These could be both in a personal or professional manner.
Personal, for example could be: friendly, approachable, good communicator.
Professional examples include: good with numbers, organised – you could provide examples of software and systems you have used; maybe on computers.
These can all be tailored to each job you are applying to, to show yourself as a viable candidate.
Start with the most relevant, or recent first.
You should state the name of the institution, the time period you studied, what qualification you studied, and the grade you achieved.
As you are applying for an apprenticeship, this may be your first job role; therefore you may be drawing a blank on how to complete this section.
You could include volunteer work, any work experience you completed at school or college, even small jobs you used to do for family or neighbours, such as babysitting.
You should include the job title and time in employment (if necessary), and your main roles and responsibilities – again this can be tailored to suit the role you are applying for; thinking of experiences in each role you have already completed that may also be required (or something similar) in the job advertised.
This just allows the employer to see your more personal side, and what you enjoy spending your free time doing.
It is great to include hobbies that include valuable skills; for example, talking about sports you enjoy playing could demonstrate leadership and teamwork.
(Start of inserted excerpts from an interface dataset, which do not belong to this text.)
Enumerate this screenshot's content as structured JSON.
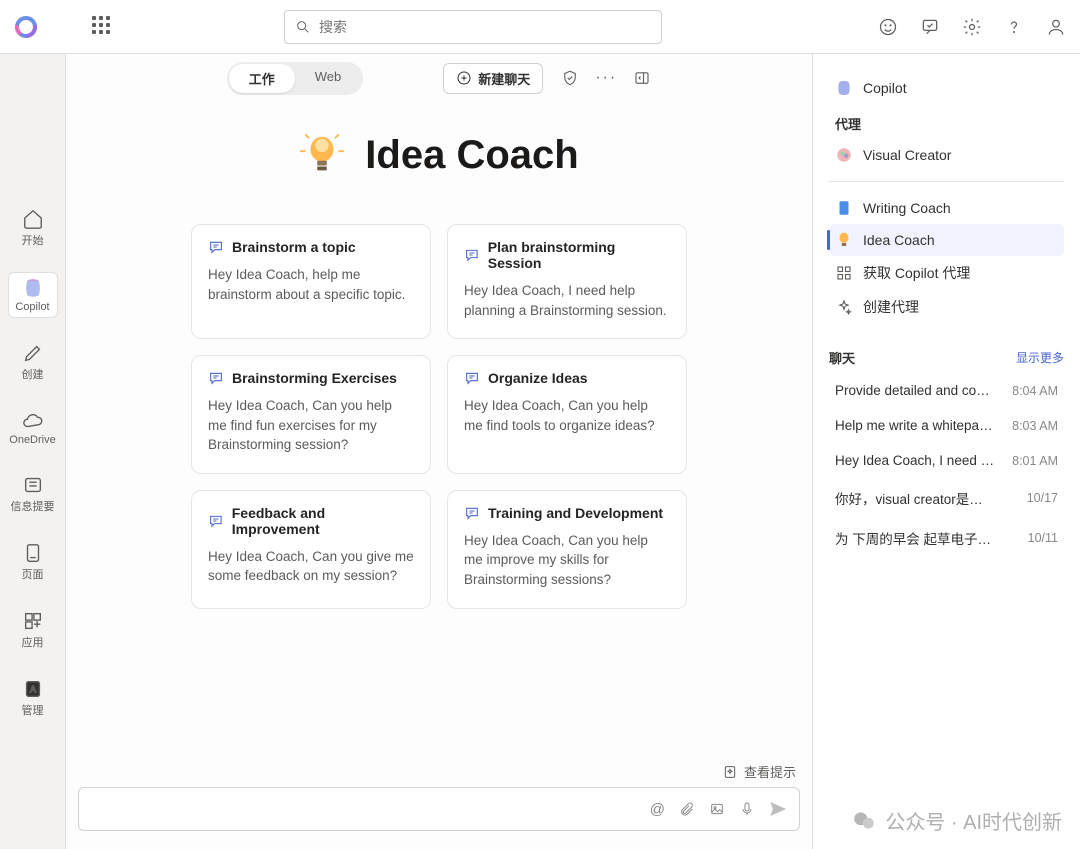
{
  "topbar": {
    "search_placeholder": "搜索"
  },
  "rail": {
    "items": [
      {
        "label": "开始"
      },
      {
        "label": "Copilot"
      },
      {
        "label": "创建"
      },
      {
        "label": "OneDrive"
      },
      {
        "label": "信息提要"
      },
      {
        "label": "页面"
      },
      {
        "label": "应用"
      },
      {
        "label": "管理"
      }
    ]
  },
  "toolbar": {
    "tab_work": "工作",
    "tab_web": "Web",
    "new_chat": "新建聊天"
  },
  "hero": {
    "title": "Idea Coach"
  },
  "cards": [
    {
      "title": "Brainstorm a topic",
      "body": "Hey Idea Coach, help me brainstorm about a specific topic."
    },
    {
      "title": "Plan brainstorming Session",
      "body": "Hey Idea Coach, I need help planning a Brainstorming session."
    },
    {
      "title": "Brainstorming Exercises",
      "body": "Hey Idea Coach, Can you help me find fun exercises for my Brainstorming session?"
    },
    {
      "title": "Organize Ideas",
      "body": "Hey Idea Coach, Can you help me find tools to organize ideas?"
    },
    {
      "title": "Feedback and Improvement",
      "body": "Hey Idea Coach, Can you give me some feedback on my session?"
    },
    {
      "title": "Training and Development",
      "body": "Hey Idea Coach, Can you help me improve my skills for Brainstorming sessions?"
    }
  ],
  "footer": {
    "hint_label": "查看提示"
  },
  "right_panel": {
    "copilot_label": "Copilot",
    "agents_label": "代理",
    "agents": [
      {
        "name": "Visual Creator"
      },
      {
        "name": "Writing Coach"
      },
      {
        "name": "Idea Coach"
      },
      {
        "name": "获取 Copilot 代理"
      },
      {
        "name": "创建代理"
      }
    ],
    "chats_label": "聊天",
    "more_label": "显示更多",
    "chats": [
      {
        "title": "Provide detailed and cons...",
        "time": "8:04 AM"
      },
      {
        "title": "Help me write a whitepap...",
        "time": "8:03 AM"
      },
      {
        "title": "Hey Idea Coach, I need h...",
        "time": "8:01 AM"
      },
      {
        "title": "你好，visual creator是做什...",
        "time": "10/17"
      },
      {
        "title": "为 下周的早会 起草电子邮...",
        "time": "10/11"
      }
    ]
  },
  "watermark": {
    "text": "公众号 · AI时代创新"
  }
}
Hobbies that include hitting targets, or beating previous scores (athletics, for example), are a great way to show your interest in progression.
Many people put the same kind of hobbies: spending time with family and friends, going to the cinema, reading etc, so try and think out of the box and be creative – this is a great area that you can stand out in.
If you follow these tips, and pieces of advice, you should find yourself with a CV that will attract a potential employer, and hopefully find you your ideal apprenticeship role!
The most important piece of advice to remember is to stick to the facts; don’t lie, keep relevant, don’t go too much into detail – stay concise, and try to keep the whole document to two sides of A4 or less: no employer wants to have to sit and read through your CV for too long.